Verb > Compel

The word “compel” has Latin bits that mean “to drive together.” In Latin, compellere meant “to drive together,” often “to drive (cattle) all together.

In English, for hundreds of years, to compel someone to do something has meant to urge them to do it, or even to force them to do it.

Part of speech:

Verb, the transitive kind: “The story’s quick pace compels us to pay attention;” “I felt compelled to do that;” “He was compelled to go.”

Other common forms:

The other verb forms are “compelled” and “compelling.”

Interestingly, there are two adjective forms (“compelling” and “compulsory“) with very different meanings.

Compulsory” means “required, mandatory, must-do,” as in “Education is compulsory in the US” and “Training is compulsory before you begin this job.”

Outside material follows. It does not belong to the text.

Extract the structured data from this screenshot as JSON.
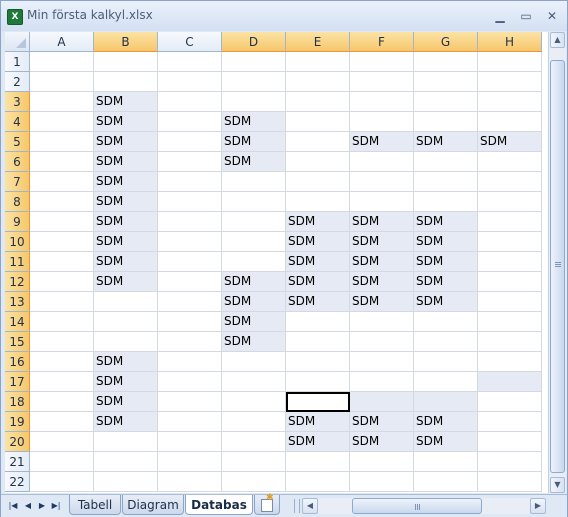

And “compelling” means “persuasive, inspiring, effective, irresistible,” as in “His argument is absolutely compelling and “There’s no compelling evidence for that theory.”

how to use it:

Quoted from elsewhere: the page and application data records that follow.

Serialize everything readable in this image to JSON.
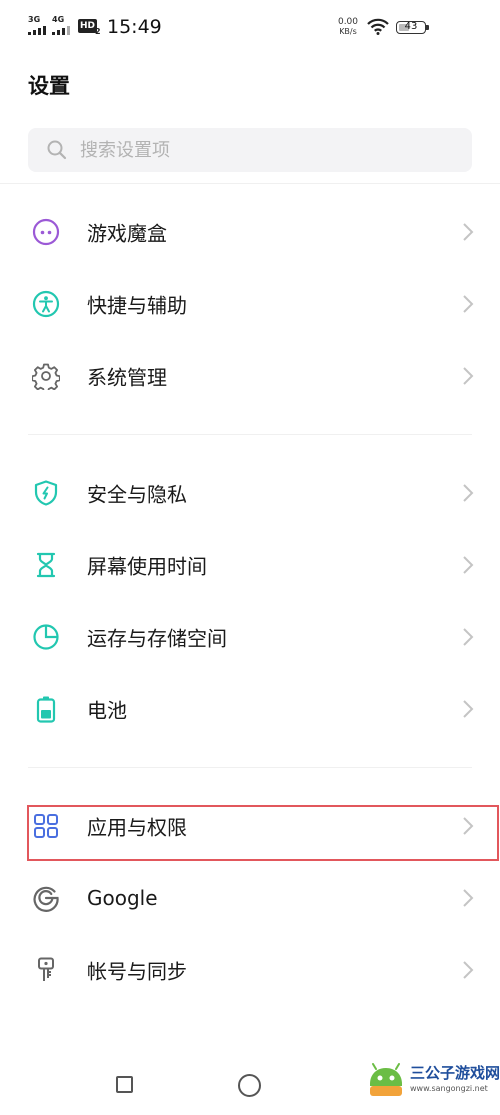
{
  "status_bar": {
    "sim1_label": "3G",
    "sim2_label": "4G",
    "hd_label": "HD",
    "hd_sub": "2",
    "time": "15:49",
    "net_speed_value": "0.00",
    "net_speed_unit": "KB/s",
    "battery_level": "43",
    "battery_fraction": 0.43
  },
  "header": {
    "title": "设置",
    "search_placeholder": "搜索设置项"
  },
  "sections": [
    {
      "items": [
        {
          "label": "游戏魔盒",
          "icon": "game-box-icon"
        },
        {
          "label": "快捷与辅助",
          "icon": "accessibility-icon"
        },
        {
          "label": "系统管理",
          "icon": "gear-icon"
        }
      ]
    },
    {
      "items": [
        {
          "label": "安全与隐私",
          "icon": "shield-icon"
        },
        {
          "label": "屏幕使用时间",
          "icon": "hourglass-icon"
        },
        {
          "label": "运存与存储空间",
          "icon": "storage-pie-icon"
        },
        {
          "label": "电池",
          "icon": "battery-icon"
        }
      ]
    },
    {
      "items": [
        {
          "label": "应用与权限",
          "icon": "apps-grid-icon",
          "highlighted": true
        },
        {
          "label": "Google",
          "icon": "google-icon"
        },
        {
          "label": "帐号与同步",
          "icon": "account-key-icon"
        }
      ]
    }
  ],
  "watermark": {
    "title": "三公子游戏网",
    "url": "www.sangongzi.net"
  },
  "colors": {
    "purple": "#9b59d6",
    "teal": "#22c7b0",
    "blue": "#4a6fe0",
    "gray_icon": "#666666",
    "highlight_border": "#e2575c",
    "search_bg": "#f3f3f5"
  }
}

Pick the formal, very common word “compel” to point out how people did or said certain things because they felt they had no choice.

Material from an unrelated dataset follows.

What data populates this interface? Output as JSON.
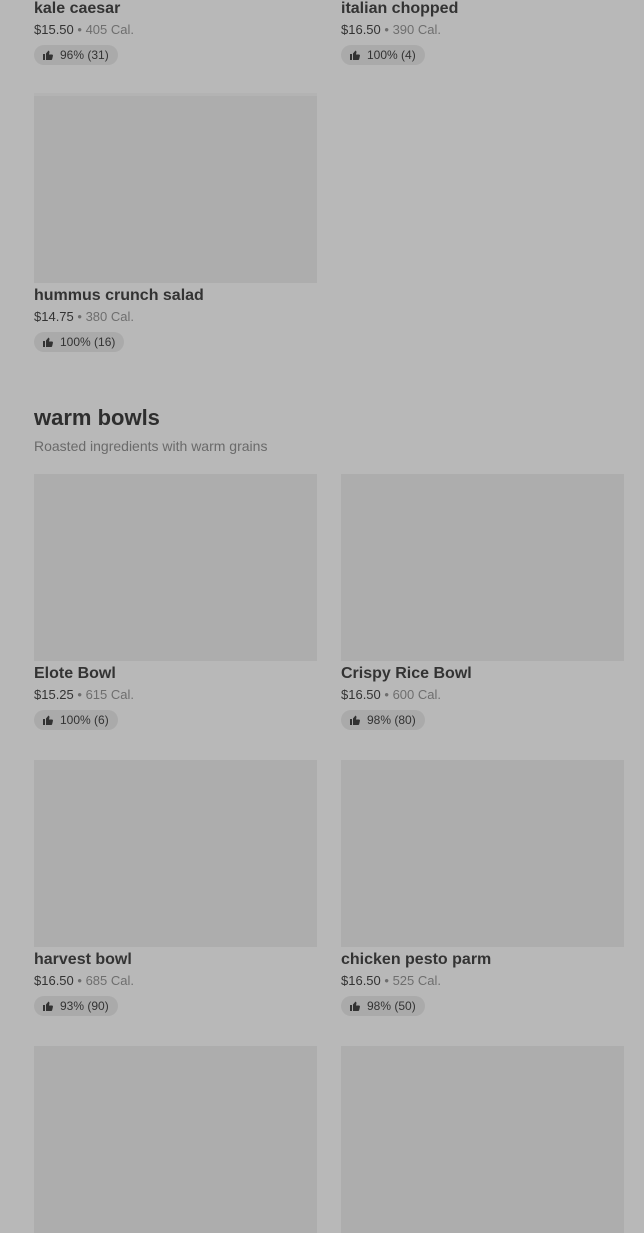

Most often, we use the passive voice: “He felt compelled to lie to avoid seeming rude;” “She was compelled to quit the team after such a shameful performance.”

But we can also use the active voice: “Good manners compelled him to lie;” “Her shameful performance compelled her to quit the team.”

To use the adjective “compelling” (meaning “irresistible“), talk about compelling ideas, suggestions, data, arguments, reasons, evidence, etc.

And to use the adjective “compulsory” (meaning “required“), talk about compulsory fees, reading, assignments, attendance, education, training, etc.

examples:

“Never had the land given forth such harvests as it had this year. He was compelled to build yet another room to the house to store his harvests in, or they would not have had space to walk in the house.”
— Pearl S. Buck, The Good Earth, 1931

“She smiles, but on her the expression looks compulsory, like she’s just adhering to a social convention.”
— Veronica Roth, Allegiant, 2013